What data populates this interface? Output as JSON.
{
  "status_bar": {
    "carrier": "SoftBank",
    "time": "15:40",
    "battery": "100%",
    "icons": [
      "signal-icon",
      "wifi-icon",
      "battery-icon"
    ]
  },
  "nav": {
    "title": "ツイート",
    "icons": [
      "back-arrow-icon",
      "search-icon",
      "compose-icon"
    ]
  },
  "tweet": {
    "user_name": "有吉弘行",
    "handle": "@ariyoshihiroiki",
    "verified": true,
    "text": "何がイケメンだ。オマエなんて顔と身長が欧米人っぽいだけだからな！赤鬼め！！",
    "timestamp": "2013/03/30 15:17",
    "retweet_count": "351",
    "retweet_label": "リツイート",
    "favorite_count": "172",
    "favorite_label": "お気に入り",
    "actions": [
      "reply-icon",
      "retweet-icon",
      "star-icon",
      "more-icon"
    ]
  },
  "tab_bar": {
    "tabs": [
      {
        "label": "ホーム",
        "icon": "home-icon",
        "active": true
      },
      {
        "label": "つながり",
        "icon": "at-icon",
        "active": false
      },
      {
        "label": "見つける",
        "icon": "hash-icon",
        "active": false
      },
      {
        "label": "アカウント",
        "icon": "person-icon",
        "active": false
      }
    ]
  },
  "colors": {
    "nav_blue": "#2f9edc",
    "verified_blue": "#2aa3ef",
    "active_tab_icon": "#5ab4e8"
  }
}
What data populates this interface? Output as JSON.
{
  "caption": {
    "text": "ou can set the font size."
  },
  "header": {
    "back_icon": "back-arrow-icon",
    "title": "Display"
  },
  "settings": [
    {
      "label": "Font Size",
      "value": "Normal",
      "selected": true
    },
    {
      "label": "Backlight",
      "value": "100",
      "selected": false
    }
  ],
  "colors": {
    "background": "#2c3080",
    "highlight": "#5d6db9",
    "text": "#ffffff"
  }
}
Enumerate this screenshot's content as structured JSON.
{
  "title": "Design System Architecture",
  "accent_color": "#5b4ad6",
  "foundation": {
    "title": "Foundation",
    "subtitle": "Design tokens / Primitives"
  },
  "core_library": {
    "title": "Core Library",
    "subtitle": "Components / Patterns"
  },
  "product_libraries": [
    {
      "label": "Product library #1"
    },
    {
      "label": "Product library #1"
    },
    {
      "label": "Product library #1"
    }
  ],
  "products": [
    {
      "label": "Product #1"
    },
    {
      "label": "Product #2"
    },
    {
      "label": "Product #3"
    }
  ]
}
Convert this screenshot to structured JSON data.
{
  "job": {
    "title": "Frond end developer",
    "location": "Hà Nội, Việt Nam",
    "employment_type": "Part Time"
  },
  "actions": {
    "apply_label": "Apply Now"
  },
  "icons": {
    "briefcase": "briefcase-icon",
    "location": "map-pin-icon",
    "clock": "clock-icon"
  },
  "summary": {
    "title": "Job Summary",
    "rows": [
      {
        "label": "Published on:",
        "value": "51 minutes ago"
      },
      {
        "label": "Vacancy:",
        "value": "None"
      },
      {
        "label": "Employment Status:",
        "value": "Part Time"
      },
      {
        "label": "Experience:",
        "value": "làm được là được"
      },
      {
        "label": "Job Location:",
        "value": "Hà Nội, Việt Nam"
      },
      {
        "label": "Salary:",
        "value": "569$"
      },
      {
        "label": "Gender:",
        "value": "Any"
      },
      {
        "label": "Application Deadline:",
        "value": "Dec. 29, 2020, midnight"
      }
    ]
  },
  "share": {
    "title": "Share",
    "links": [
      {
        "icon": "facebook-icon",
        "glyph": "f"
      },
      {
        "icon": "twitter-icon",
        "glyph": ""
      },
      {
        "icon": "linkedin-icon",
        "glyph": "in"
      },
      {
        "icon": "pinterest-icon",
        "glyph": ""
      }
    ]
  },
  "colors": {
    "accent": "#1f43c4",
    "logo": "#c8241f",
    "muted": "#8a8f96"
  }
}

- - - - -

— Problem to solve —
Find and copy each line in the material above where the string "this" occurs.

— Task result —
What data populates this interface? Output as JSON.
What data populates this interface? Output as JSON.
Enumerate this screenshot's content as structured JSON.
Convert this screenshot to structured JSON data.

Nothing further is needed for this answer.